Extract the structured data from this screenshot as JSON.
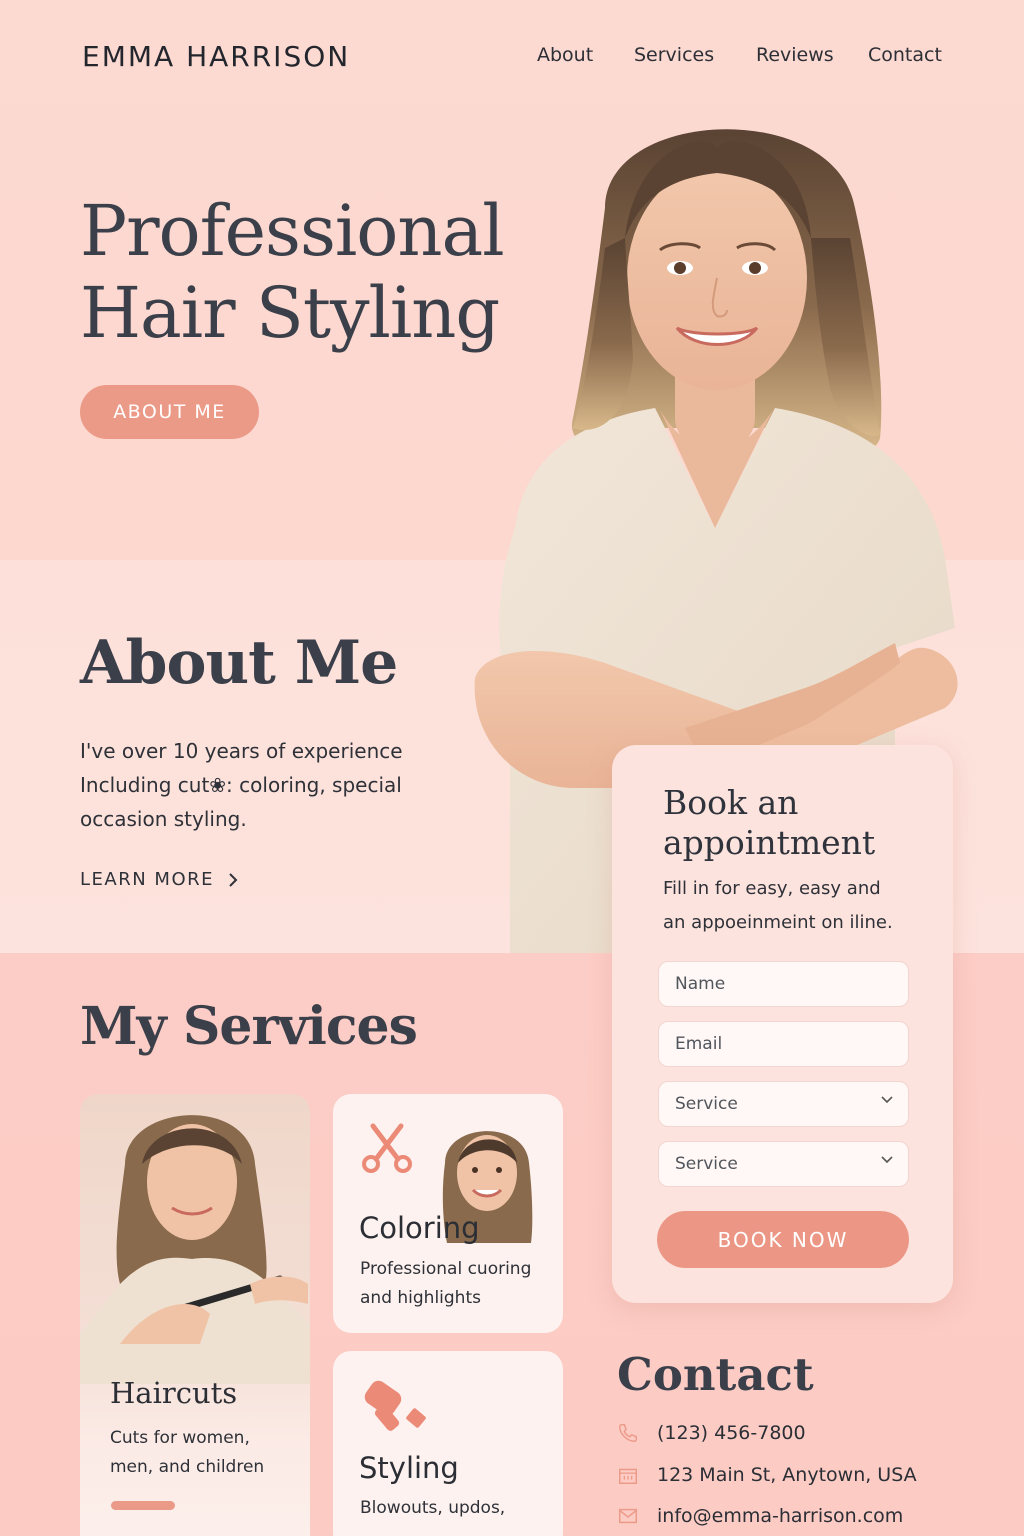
{
  "header": {
    "brand": "EMMA HARRISON",
    "nav": [
      "About",
      "Services",
      "Reviews",
      "Contact"
    ]
  },
  "hero": {
    "title_line1": "Professional",
    "title_line2": "Hair Styling",
    "button": "ABOUT ME"
  },
  "about": {
    "title": "About Me",
    "line1": "I've over 10 years of experience",
    "line2": "Including cut❀: coloring, special",
    "line3": "occasion styling.",
    "link": "LEARN MORE"
  },
  "booking": {
    "title": "Book an appointment",
    "line1": "Fill in for easy, easy and",
    "line2": "an appoeinmeint on iline.",
    "name_placeholder": "Name",
    "email_placeholder": "Email",
    "service1": "Service",
    "service2": "Service",
    "button": "BOOK NOW"
  },
  "services": {
    "title": "My Services",
    "items": [
      {
        "title": "Haircuts",
        "desc1": "Cuts for women,",
        "desc2": "men, and children",
        "icon": "photo"
      },
      {
        "title": "Coloring",
        "desc1": "Professional cuoring",
        "desc2": "and highlights",
        "icon": "scissors-icon"
      },
      {
        "title": "Styling",
        "desc1": "Blowouts, updos,",
        "desc2": "",
        "icon": "hair-dryer-icon"
      }
    ]
  },
  "contact": {
    "title": "Contact",
    "phone": "(123) 456-7800",
    "address": "123 Main St, Anytown, USA",
    "email": "info@emma-harrison.com"
  },
  "colors": {
    "accent": "#ec9a88",
    "background": "#fcd8d0",
    "text": "#3a3f4a"
  }
}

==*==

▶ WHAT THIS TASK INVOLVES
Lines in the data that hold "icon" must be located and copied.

▶ COMPLETED EXERCISE
        "icon": "photo"
        "icon": "scissors-icon"
        "icon": "hair-dryer-icon"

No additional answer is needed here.